In fact, it appears to increase the likelihood of stroke…
So, if increasing the amount of “good” cholesterol doesn’t actually make you any less likely to have a stroke or heart attack, then are we still calling it “good”?
Here is the most important line in the article to digest:
“The results are part of a string of studies that suggest that what doctors thought they knew about cholesterol may be wrong.”
It is a peculiar arrogance of man that allows him to believe that he can fully understand and even outsmart the human body. If there are raised levels of cholesterol in the blood, perhaps this is part of a beneficial or benign function the body is performing, a process more commonly occurring in those with poor cardiovascular health? Cause and effect is unknown.
That is merely a very simple thought, but it is a source of reasonable doubt to anyone weighing that thought without prejudice.
Now, there is no standard measure of doubt which may exist in a doctor’s mind before he or she may prescribe medication to treat a condition, but there is a standard I hold myself to when it comes to me putting things into my body.
NIASPAN (niacin) is an unscored, medium-orange, film-coated tablet for oral administration and is available in three tablet strengths containing 500, 750, and 1000 mg niacin.
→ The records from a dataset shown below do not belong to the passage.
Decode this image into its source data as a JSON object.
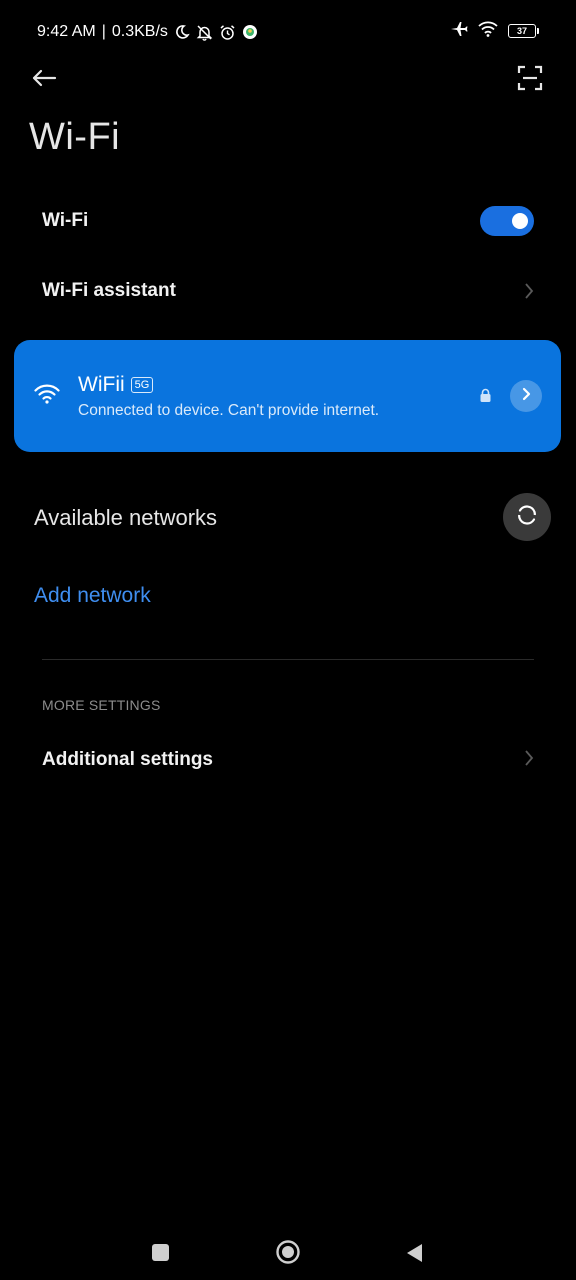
{
  "status_bar": {
    "time": "9:42 AM",
    "separator": "|",
    "speed": "0.3KB/s",
    "battery_level": "37",
    "icons": [
      "moon-icon",
      "bell-off-icon",
      "alarm-icon",
      "app-notification-icon",
      "airplane-icon",
      "wifi-status-icon",
      "battery-icon"
    ]
  },
  "header": {
    "title": "Wi-Fi",
    "icons": [
      "back-arrow-icon",
      "scan-qr-icon"
    ]
  },
  "settings": {
    "wifi_label": "Wi-Fi",
    "wifi_enabled": true,
    "assistant_label": "Wi-Fi assistant"
  },
  "connected_network": {
    "name": "WiFii",
    "band": "5G",
    "status": "Connected to device. Can't provide internet.",
    "icons": [
      "wifi-signal-icon",
      "lock-icon",
      "chevron-right-icon"
    ]
  },
  "available": {
    "label": "Available networks",
    "add_network": "Add network",
    "icons": [
      "refresh-icon"
    ]
  },
  "more_settings": {
    "header": "MORE SETTINGS",
    "additional_label": "Additional settings"
  },
  "colors": {
    "accent": "#0a74de",
    "toggle_on": "#1a6fe0",
    "link": "#3f8ef0",
    "background": "#000000"
  },
  "nav_bar": {
    "icons": [
      "recent-apps-icon",
      "home-icon",
      "back-icon"
    ]
  }
}
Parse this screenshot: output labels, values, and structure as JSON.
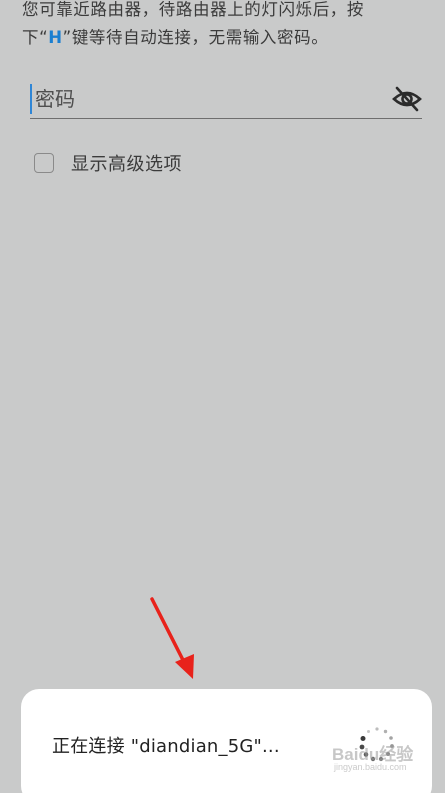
{
  "hint": {
    "line1": "您可靠近路由器，待路由器上的灯闪烁后，按",
    "line2_pre": "下“",
    "line2_key": "H",
    "line2_post": "”键等待自动连接，无需输入密码。"
  },
  "password": {
    "placeholder": "密码",
    "value": "",
    "toggle_icon": "eye-off-icon"
  },
  "advanced": {
    "label": "显示高级选项",
    "checked": false
  },
  "toast": {
    "text": "正在连接 \"diandian_5G\"...",
    "spinner_icon": "loading-spinner-icon"
  },
  "watermark": {
    "brand": "Baidu经验",
    "url": "jingyan.baidu.com"
  },
  "colors": {
    "background": "#c9caca",
    "accent": "#1a7fd1",
    "arrow": "#e8221b",
    "toast_bg": "#ffffff"
  }
}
NIASPAN (niacin) tablets also contain the inactive ingredients hypromellose, povidone, stearic acid, and polyethylene glycol, and the following coloring agents: FD&C yellow #6/sunset yellow FCF Aluminum Lake, synthetic red and yellow iron
The above illustration and accompanying description is that of the medication in question.
What is purely factual is that scientists have discovered a link between high levels of so-called “bad cholesterol” and increased risk of heart attack or stroke, but they still have not uncovered the nature of that link. Scientists and drug companies then made the assumption that since lowering levels of “bad” cholesterol decreased the likelihood of a stroke or heart attack, that then increasing the levels of “good” cholesterol would similarly protect cardiovascular health. This assumption was just proven wrong. In fact, increasing levels of “good” cholesterol was found to expose people to an increased risk of stroke.
Despite the multitude of potentially dangerous drugs on the market to solve the cholesterol “problem”, the problem hasn’t truly been unmasked and defined clearly. Rather, there is a relationship involving cholesterol and heart health, but the relationship is currently not well understood. Perhaps it will be fully understood in time, but presently there are only theories which are currently being tested on millions of Americans who use these medications.
In scientific education, one of the earliest and most important concepts any good thinker must embrace fully is the appreciation that correlation does not equal causation. A relationship between “A” and “B” does not mean one causes the other in a strictly linear fashion. They both may be influenced by another, presently unknown, variable…“C”.
Far too often the other, unseen variable is waiting to be recognized, and that discovery unlocks a whole new level of understanding, and everybody is forced to admit that they had no idea how little they understood the topic previously.
“Not surprisingly, doctors thought that if they could raise H.D.L. levels, their patients would benefit. So far, that assumption is not panning out. Nobody knows why.”
So, what does this mean to the millions of Americans currently taking expensive prescription medication that they were told would help keep them safe from heart attack or stroke? It means you may have been taking that medication unnecessarily. Modern medicine’s best effort may have failed you and millions of others and exposed you to side-effects as-of-yet undocumented.
When you watch the commercials for medications like these types, please notice the warnings about how certain medications are not safe for people with liver problems. This is because the liver is the vital organ that filters toxins out of your body. These medications are viewed by your body as toxic foreign substances, and the liver has to put in additional work trying to cleanse your body of the “hypromellose, povidone, stearic acid, and polyethylene glycol, and the following coloring agents: FD&C yellow #6/sunset yellow FCF Aluminum Lake, synthetic red and yellow iron oxides, and titanium dioxide” inside the pill.
The effectiveness of a medication has to be weighed against any possible toxic effects on the body. If a medication truly does prevent stroke or heart attack, then this certainly can be an important benefit, and is likely a medicine worth taking no matter the extra work your liver has to do to break it down and send it on a one-way trip into your toilet.
In closing, I would like to mention that the drug in question is called Niaspan. It is a slow-release form of Niacin. Niacin is commonly known as Vitamin B3. Yes, you read that right…vitamin B3. Vitamin B3 can be found in a wide variety of fruits, vegetables, and meats. In order to get Vitamin B3 into a slow-release capsule the ingredients and additives listed above in italics were added to a vitamin.
Abbot Laboratories sold just under $1 billion worth of Niaspan in 2010.
The original NY Times article is here.